Marvel Comics, one of the world's leading publishers and home to heroes such as Spider-Man and Captain America, will stay on the path of including more women and minorities as leading characters.
Sana Amanat, director of content and character development with Marvel Entertainment, tells The Straits Times that "we've always been inclusive, but more so now because a third of our editorial base is female".
Her comment comes in the wake of recent commentaries on pop culture websites which claim that diversity is a "turn-off" for the majority of comic book readers who, in the United States, remain white males.
They blame the slowdown in comic book sales, which peaked two decades ago, in part on the increasing number of non-white and female superheroes.
Marvel is simply grounding its universe in reality and, by doing so, should find a larger audience, says Amanat, 34. "How do you ignore 50 per cent of the world's population? Also, I want to work on content I am interested in."
The Pakistani-American Muslim was in Singapore last week to speak at the Asia TV Forum and Market.
She is the co-creator of superheroine Ms Marvel, Marvel's first Muslim character to have a dedicated comic book series. An otherwise normal teen, Kamala Khan has polymorph power - she can change her shape at will.
Since its launch in 2014, the title has thrived, says Amanat. Other superheroes that have been created in Marvel's diversity push include Amadeus Cho, a Korean-American whose alter-ego is The Hulk.
Marvel also employs a number of freelance artists in South-east Asia. They include Singapore's Sonny Liew, who worked on Marvel titles such as Marvel Adventures Spider-Man (2009). Liew is the creator of the award-winning graphic novel The Art Of Charlie Chan Hock Chye (2015).
Amanat spoke out against the trend of Internet trolls who harass women who enjoy or create content in "nerd culture" areas such as video games, comics and science fiction. These men claim that women lack knowledge and dedication and are doing it only for attention.
She says that she finds the phenomenon of angry men trying to shut down other voices "a little frustrating".
Stifling women suffocates good ideas, she says. "The more outside perspectives and different points of view that you have, the ideas get better and the stories get better."
The bullies and harassers are "doing the industry a disservice", she adds.
"I don't know why they are so threatened.
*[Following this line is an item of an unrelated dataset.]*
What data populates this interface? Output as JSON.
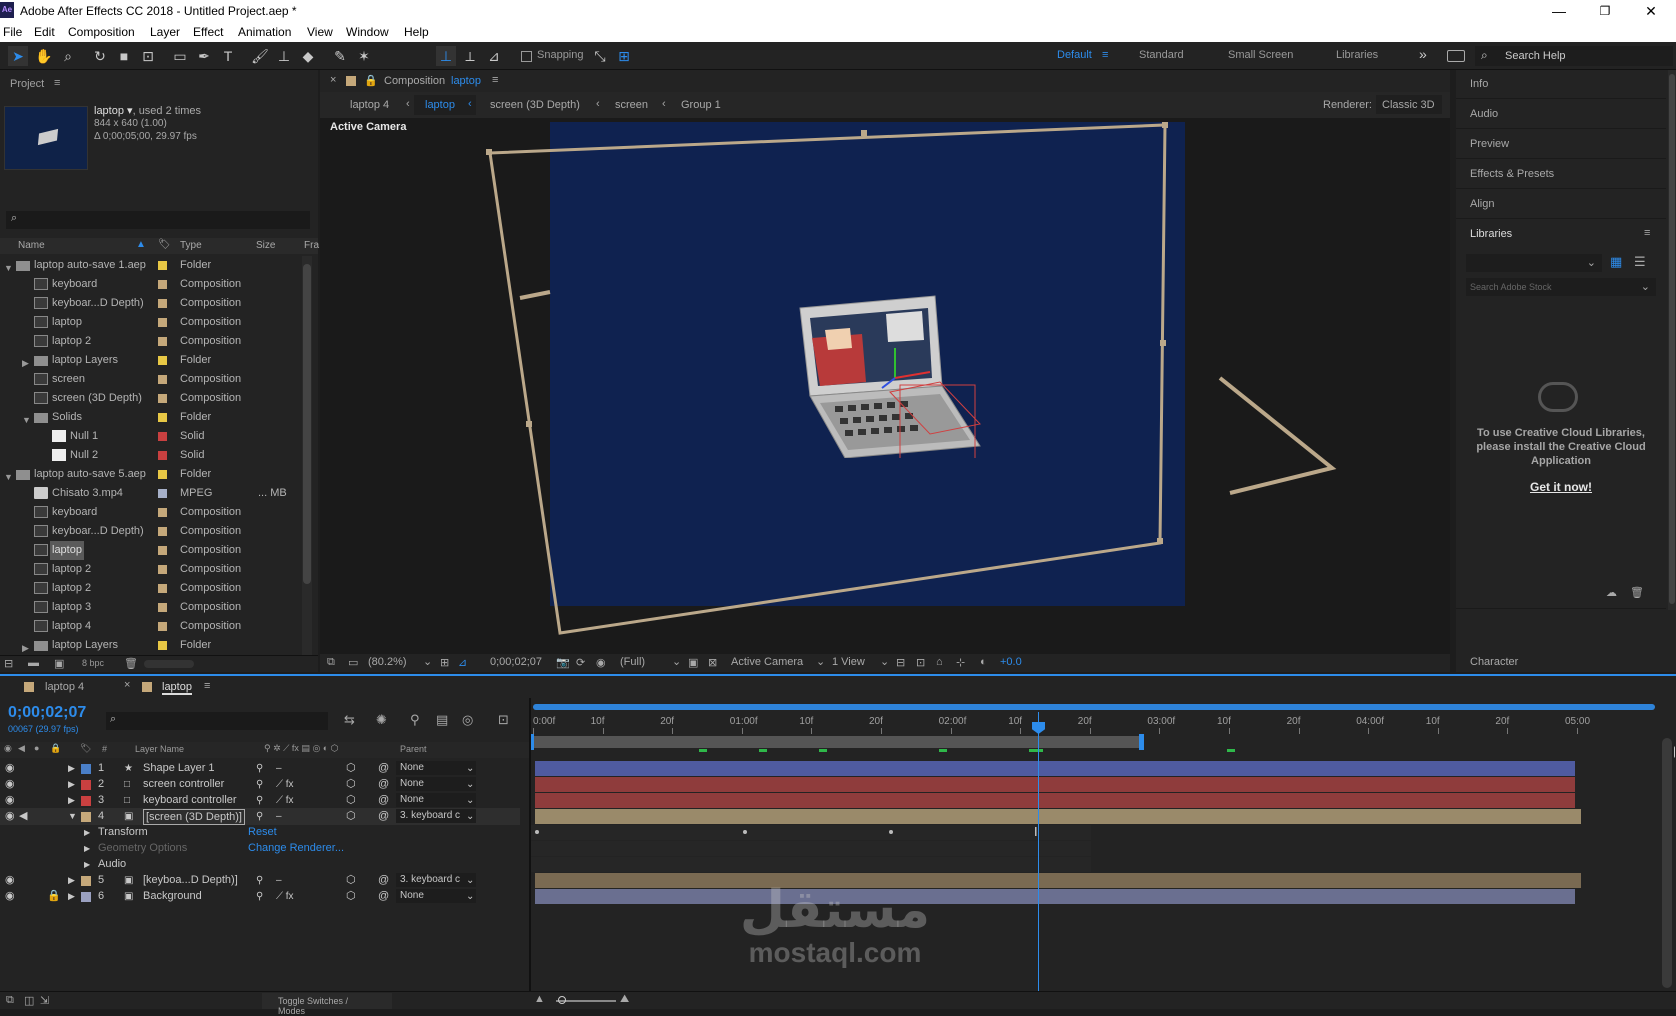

There will always be a predominance of white male characters at the forefront of any big pop cultural event. That's the way of the world, that's where it started."